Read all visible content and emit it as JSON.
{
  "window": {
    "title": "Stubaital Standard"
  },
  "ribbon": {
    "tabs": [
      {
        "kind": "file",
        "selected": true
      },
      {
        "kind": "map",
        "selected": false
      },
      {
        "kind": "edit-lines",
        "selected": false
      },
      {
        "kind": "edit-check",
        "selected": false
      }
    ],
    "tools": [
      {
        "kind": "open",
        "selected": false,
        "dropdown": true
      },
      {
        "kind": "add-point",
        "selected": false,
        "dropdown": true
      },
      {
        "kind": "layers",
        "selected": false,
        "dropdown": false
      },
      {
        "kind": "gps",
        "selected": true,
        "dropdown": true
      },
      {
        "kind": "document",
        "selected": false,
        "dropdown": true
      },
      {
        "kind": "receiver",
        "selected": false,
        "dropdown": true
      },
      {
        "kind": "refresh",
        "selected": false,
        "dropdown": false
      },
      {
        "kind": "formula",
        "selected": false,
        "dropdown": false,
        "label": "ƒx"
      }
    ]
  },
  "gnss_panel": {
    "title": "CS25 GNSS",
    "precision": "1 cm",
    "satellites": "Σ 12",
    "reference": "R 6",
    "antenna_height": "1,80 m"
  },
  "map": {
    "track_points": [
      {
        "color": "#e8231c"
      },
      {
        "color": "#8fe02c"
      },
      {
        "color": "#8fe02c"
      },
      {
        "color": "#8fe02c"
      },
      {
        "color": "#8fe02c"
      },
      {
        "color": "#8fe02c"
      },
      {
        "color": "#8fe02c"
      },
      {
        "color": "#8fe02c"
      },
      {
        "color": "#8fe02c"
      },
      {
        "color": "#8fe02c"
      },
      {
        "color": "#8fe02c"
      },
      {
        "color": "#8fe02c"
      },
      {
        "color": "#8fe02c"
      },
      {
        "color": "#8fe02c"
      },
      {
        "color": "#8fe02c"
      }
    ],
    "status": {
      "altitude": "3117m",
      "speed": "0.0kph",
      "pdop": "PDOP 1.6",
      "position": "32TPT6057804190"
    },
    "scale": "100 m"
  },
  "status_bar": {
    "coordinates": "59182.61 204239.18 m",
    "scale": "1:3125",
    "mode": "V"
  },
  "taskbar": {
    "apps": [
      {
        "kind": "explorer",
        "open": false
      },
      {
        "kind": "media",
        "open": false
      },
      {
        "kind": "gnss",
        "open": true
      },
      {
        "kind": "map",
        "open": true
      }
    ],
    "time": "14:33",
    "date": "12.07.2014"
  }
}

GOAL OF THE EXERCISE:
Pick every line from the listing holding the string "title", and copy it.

RESULT FOR THIS EXERCISE:
    "title": "Stubaital Standard"
    "title": "CS25 GNSS",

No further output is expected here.